_WHAT IS EXPECTED_
An unchanged copy of each entry below is needed; keep the pictures out of it.

_TASK INPUTS_
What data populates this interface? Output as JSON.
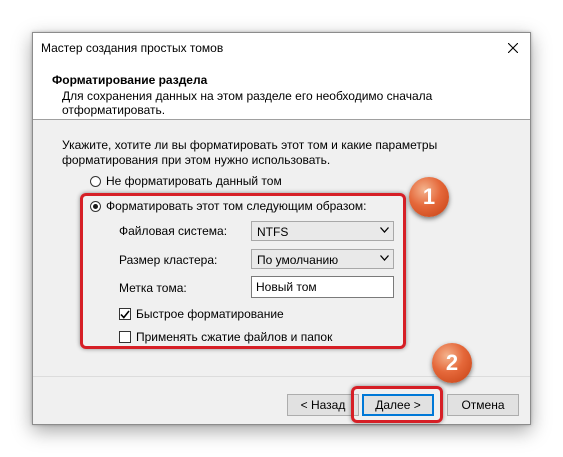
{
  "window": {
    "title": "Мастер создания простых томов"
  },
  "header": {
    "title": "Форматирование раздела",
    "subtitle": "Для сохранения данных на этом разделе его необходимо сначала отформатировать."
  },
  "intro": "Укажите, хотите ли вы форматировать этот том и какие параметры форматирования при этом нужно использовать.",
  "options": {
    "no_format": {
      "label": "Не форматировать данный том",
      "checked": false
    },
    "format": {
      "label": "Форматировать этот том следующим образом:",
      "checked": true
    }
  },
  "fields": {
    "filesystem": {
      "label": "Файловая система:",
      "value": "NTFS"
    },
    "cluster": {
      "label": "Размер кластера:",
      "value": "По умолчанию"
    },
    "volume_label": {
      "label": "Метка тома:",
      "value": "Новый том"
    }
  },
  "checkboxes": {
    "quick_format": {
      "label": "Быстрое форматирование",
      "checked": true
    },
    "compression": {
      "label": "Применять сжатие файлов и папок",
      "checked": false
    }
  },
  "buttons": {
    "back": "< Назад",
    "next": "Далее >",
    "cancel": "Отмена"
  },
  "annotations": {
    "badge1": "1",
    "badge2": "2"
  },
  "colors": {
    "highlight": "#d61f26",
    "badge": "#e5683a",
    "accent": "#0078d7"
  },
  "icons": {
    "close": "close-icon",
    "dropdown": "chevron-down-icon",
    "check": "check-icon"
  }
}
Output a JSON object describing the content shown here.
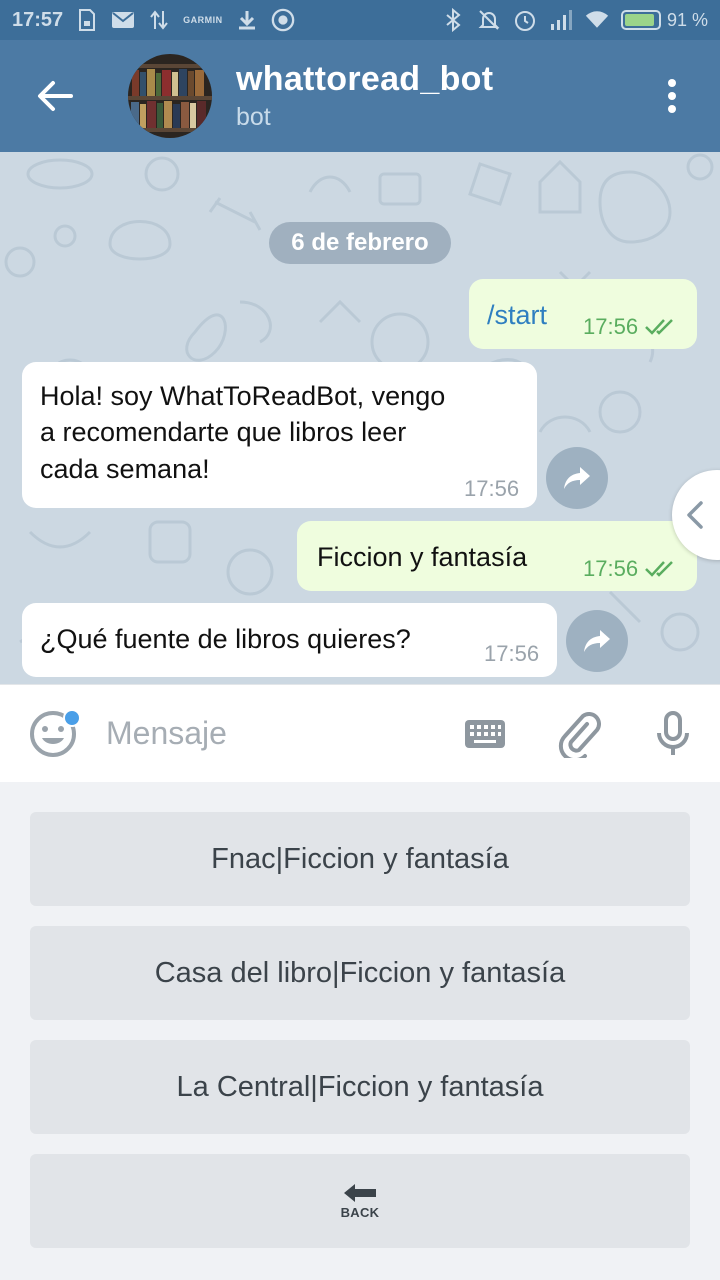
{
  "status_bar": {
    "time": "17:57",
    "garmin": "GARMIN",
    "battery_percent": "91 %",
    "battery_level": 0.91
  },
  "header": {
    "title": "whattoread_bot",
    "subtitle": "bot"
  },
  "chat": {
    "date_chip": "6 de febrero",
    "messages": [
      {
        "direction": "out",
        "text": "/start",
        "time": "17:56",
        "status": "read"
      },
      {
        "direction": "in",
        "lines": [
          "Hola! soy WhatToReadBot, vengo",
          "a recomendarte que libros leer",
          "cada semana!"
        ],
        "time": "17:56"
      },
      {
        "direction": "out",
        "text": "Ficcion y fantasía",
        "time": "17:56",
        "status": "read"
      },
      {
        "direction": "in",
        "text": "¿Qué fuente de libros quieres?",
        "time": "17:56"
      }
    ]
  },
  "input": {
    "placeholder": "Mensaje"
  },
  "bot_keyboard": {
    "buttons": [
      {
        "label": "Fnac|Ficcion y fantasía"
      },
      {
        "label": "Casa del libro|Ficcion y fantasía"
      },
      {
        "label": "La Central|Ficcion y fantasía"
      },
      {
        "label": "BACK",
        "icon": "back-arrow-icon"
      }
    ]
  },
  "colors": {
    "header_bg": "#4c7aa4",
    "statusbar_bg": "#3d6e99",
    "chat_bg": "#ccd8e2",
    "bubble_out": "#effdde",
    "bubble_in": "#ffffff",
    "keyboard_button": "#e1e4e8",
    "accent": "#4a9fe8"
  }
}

_SOLUTION TO THE PROBLEM_
What data populates this interface? Output as JSON.
{
  "window": {
    "title": "Мастер создания простых томов"
  },
  "header": {
    "title": "Форматирование раздела",
    "subtitle": "Для сохранения данных на этом разделе его необходимо сначала отформатировать."
  },
  "intro": "Укажите, хотите ли вы форматировать этот том и какие параметры форматирования при этом нужно использовать.",
  "options": {
    "no_format": {
      "label": "Не форматировать данный том",
      "checked": false
    },
    "format": {
      "label": "Форматировать этот том следующим образом:",
      "checked": true
    }
  },
  "fields": {
    "filesystem": {
      "label": "Файловая система:",
      "value": "NTFS"
    },
    "cluster": {
      "label": "Размер кластера:",
      "value": "По умолчанию"
    },
    "volume_label": {
      "label": "Метка тома:",
      "value": "Новый том"
    }
  },
  "checkboxes": {
    "quick_format": {
      "label": "Быстрое форматирование",
      "checked": true
    },
    "compression": {
      "label": "Применять сжатие файлов и папок",
      "checked": false
    }
  },
  "buttons": {
    "back": "< Назад",
    "next": "Далее >",
    "cancel": "Отмена"
  },
  "annotations": {
    "badge1": "1",
    "badge2": "2"
  },
  "colors": {
    "highlight": "#d61f26",
    "badge": "#e5683a",
    "accent": "#0078d7"
  },
  "icons": {
    "close": "close-icon",
    "dropdown": "chevron-down-icon",
    "check": "check-icon"
  }
}
Output a JSON object describing the content shown here.
{
  "status_bar": {
    "time": "17:57",
    "garmin": "GARMIN",
    "battery_percent": "91 %",
    "battery_level": 0.91
  },
  "header": {
    "title": "whattoread_bot",
    "subtitle": "bot"
  },
  "chat": {
    "date_chip": "6 de febrero",
    "messages": [
      {
        "direction": "out",
        "text": "/start",
        "time": "17:56",
        "status": "read"
      },
      {
        "direction": "in",
        "lines": [
          "Hola! soy WhatToReadBot, vengo",
          "a recomendarte que libros leer",
          "cada semana!"
        ],
        "time": "17:56"
      },
      {
        "direction": "out",
        "text": "Ficcion y fantasía",
        "time": "17:56",
        "status": "read"
      },
      {
        "direction": "in",
        "text": "¿Qué fuente de libros quieres?",
        "time": "17:56"
      }
    ]
  },
  "input": {
    "placeholder": "Mensaje"
  },
  "bot_keyboard": {
    "buttons": [
      {
        "label": "Fnac|Ficcion y fantasía"
      },
      {
        "label": "Casa del libro|Ficcion y fantasía"
      },
      {
        "label": "La Central|Ficcion y fantasía"
      },
      {
        "label": "BACK",
        "icon": "back-arrow-icon"
      }
    ]
  },
  "colors": {
    "header_bg": "#4c7aa4",
    "statusbar_bg": "#3d6e99",
    "chat_bg": "#ccd8e2",
    "bubble_out": "#effdde",
    "bubble_in": "#ffffff",
    "keyboard_button": "#e1e4e8",
    "accent": "#4a9fe8"
  }
}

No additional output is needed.